_Data:_
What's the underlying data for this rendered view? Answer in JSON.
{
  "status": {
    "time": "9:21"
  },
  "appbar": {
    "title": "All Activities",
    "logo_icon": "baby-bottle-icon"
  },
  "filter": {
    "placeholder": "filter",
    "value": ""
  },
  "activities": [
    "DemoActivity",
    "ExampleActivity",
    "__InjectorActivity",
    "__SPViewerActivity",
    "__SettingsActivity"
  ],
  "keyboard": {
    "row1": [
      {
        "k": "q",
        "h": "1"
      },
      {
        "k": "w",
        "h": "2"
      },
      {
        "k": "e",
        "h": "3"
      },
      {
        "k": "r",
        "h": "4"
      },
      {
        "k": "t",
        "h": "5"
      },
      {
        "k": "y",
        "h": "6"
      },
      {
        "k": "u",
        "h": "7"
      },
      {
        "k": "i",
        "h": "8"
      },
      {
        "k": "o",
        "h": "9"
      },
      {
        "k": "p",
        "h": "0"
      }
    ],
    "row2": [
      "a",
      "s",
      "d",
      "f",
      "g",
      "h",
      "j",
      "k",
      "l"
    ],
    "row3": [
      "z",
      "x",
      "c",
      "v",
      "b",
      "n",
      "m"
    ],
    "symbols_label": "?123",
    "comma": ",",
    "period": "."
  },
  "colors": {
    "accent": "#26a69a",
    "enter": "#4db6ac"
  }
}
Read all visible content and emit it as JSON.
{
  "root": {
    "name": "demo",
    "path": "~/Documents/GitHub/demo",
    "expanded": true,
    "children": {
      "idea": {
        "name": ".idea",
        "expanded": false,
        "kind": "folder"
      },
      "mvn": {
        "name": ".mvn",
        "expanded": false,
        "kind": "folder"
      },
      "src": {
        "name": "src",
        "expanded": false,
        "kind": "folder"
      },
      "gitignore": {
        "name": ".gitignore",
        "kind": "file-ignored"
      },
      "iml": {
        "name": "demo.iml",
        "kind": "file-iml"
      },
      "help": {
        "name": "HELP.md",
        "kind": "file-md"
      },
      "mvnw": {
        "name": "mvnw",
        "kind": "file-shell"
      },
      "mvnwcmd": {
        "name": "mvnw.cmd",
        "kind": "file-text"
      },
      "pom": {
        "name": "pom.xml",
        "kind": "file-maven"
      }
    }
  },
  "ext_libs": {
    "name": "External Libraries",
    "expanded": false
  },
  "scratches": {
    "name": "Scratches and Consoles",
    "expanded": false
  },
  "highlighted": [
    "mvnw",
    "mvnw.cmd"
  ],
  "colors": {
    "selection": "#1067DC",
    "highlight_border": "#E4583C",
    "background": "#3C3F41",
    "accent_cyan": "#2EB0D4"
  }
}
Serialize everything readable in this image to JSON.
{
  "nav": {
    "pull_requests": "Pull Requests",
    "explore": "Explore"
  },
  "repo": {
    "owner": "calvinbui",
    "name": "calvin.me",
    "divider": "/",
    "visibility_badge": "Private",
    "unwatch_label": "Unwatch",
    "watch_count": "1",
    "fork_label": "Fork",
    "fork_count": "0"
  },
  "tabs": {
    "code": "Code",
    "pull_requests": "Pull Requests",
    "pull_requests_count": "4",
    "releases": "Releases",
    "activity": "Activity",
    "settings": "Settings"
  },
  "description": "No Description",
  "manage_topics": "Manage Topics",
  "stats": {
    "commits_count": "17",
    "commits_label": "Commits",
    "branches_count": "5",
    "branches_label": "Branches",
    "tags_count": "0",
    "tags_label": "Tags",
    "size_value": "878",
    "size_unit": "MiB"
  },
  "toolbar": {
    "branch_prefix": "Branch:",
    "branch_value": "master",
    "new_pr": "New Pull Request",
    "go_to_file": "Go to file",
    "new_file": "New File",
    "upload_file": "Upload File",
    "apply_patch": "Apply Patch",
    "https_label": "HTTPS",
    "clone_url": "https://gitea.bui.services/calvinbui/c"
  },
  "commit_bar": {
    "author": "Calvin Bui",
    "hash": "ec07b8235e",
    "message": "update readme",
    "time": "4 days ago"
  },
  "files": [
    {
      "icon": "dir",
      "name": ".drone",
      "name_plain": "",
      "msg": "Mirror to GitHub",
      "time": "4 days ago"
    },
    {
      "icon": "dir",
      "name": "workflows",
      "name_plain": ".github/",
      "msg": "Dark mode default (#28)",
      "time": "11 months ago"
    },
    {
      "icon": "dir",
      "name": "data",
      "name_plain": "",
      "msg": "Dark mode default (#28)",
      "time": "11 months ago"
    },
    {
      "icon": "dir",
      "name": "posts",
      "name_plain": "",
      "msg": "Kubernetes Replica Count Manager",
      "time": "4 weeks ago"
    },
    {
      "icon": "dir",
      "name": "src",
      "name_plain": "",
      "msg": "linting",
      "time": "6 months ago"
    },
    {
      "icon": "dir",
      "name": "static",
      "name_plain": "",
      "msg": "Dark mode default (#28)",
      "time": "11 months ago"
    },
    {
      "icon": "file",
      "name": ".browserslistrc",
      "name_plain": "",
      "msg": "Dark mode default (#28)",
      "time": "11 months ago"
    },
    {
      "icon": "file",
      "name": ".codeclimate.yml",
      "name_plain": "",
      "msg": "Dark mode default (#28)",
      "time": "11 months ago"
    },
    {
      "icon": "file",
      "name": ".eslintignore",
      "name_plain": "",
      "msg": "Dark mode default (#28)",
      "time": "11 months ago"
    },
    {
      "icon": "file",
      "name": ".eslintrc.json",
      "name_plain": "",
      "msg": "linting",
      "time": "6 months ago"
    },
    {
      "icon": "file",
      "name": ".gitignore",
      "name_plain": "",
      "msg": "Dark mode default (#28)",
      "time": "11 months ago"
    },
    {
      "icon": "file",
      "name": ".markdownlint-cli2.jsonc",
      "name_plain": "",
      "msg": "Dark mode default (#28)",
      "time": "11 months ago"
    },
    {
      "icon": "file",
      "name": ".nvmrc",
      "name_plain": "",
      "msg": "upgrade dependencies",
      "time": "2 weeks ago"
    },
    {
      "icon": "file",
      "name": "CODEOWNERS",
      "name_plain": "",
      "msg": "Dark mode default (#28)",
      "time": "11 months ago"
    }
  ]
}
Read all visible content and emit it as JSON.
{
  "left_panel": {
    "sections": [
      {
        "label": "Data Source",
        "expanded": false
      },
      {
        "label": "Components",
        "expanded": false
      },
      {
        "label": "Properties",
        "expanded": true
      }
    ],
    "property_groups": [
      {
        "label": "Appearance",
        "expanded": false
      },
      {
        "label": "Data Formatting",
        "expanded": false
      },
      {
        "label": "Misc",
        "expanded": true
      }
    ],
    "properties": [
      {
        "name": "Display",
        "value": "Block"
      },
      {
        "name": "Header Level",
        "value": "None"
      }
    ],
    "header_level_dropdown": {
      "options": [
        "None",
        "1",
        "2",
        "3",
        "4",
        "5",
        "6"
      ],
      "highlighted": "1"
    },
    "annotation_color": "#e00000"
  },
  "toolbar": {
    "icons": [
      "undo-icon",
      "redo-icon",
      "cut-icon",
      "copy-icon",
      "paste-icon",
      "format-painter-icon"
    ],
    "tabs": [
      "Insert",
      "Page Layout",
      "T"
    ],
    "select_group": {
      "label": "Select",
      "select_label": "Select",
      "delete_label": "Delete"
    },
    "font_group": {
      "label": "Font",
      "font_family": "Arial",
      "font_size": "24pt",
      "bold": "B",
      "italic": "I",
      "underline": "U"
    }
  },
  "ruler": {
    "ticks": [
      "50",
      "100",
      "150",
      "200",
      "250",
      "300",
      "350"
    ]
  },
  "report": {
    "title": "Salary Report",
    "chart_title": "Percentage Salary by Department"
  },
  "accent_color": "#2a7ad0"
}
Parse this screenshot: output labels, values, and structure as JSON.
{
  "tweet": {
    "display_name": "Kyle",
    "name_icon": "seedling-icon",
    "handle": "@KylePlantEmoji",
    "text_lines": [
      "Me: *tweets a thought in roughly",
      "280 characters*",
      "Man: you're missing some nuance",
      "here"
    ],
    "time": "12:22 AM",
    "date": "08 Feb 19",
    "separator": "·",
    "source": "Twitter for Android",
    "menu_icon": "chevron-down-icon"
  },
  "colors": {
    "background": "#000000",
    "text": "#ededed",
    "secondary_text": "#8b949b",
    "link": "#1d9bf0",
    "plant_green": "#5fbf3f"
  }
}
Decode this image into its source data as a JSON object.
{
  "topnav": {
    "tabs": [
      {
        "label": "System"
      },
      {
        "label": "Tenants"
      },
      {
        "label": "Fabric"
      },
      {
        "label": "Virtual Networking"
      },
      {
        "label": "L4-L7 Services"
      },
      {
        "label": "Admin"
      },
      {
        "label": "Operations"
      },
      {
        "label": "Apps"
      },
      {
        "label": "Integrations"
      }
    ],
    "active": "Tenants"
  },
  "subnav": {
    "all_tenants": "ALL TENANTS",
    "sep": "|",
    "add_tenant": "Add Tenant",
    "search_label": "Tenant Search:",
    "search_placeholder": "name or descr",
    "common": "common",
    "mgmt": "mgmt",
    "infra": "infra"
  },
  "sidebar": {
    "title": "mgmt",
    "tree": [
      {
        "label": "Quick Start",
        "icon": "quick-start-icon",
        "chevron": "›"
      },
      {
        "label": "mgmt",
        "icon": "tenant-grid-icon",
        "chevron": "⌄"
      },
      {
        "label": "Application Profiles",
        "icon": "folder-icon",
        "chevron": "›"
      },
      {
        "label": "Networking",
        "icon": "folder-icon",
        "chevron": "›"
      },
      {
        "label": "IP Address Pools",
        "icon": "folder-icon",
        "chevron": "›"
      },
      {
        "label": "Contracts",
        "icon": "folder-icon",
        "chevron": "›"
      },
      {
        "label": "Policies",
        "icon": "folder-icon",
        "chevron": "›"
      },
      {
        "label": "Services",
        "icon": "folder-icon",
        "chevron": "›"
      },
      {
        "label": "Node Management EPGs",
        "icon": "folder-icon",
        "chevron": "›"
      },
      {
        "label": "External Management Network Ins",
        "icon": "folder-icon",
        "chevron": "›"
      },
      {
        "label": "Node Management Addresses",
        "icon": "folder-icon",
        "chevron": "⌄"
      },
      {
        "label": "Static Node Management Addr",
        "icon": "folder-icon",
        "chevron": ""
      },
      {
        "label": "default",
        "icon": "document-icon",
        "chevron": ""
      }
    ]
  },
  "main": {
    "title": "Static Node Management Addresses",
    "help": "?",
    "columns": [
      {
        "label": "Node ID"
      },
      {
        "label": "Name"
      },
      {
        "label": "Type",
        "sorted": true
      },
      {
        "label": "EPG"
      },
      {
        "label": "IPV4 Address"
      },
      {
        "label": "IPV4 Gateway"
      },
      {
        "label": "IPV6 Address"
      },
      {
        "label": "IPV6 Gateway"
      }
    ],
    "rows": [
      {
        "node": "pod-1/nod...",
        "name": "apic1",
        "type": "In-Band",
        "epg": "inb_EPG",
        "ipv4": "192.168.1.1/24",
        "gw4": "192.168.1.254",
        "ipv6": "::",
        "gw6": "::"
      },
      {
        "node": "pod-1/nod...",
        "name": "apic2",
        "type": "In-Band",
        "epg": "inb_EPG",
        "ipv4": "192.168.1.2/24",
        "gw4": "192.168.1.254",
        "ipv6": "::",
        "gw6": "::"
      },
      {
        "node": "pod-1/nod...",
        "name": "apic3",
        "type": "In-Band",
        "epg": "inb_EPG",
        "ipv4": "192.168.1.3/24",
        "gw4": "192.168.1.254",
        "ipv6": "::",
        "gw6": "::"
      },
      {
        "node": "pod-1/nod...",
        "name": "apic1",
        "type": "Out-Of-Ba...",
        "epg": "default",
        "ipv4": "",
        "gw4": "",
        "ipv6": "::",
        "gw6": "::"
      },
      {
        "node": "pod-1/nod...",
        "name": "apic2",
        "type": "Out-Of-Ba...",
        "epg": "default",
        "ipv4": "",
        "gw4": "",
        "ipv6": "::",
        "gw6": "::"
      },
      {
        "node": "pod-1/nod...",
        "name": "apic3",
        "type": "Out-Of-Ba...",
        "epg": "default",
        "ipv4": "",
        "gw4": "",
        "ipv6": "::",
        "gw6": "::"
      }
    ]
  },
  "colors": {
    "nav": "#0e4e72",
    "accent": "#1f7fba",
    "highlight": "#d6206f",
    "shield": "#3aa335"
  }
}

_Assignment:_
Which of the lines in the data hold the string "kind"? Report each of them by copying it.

_Worked solution:_
        "kind": "folder"
        "kind": "folder"
        "kind": "folder"
        "kind": "file-ignored"
        "kind": "file-iml"
        "kind": "file-md"
        "kind": "file-shell"
        "kind": "file-text"
        "kind": "file-maven"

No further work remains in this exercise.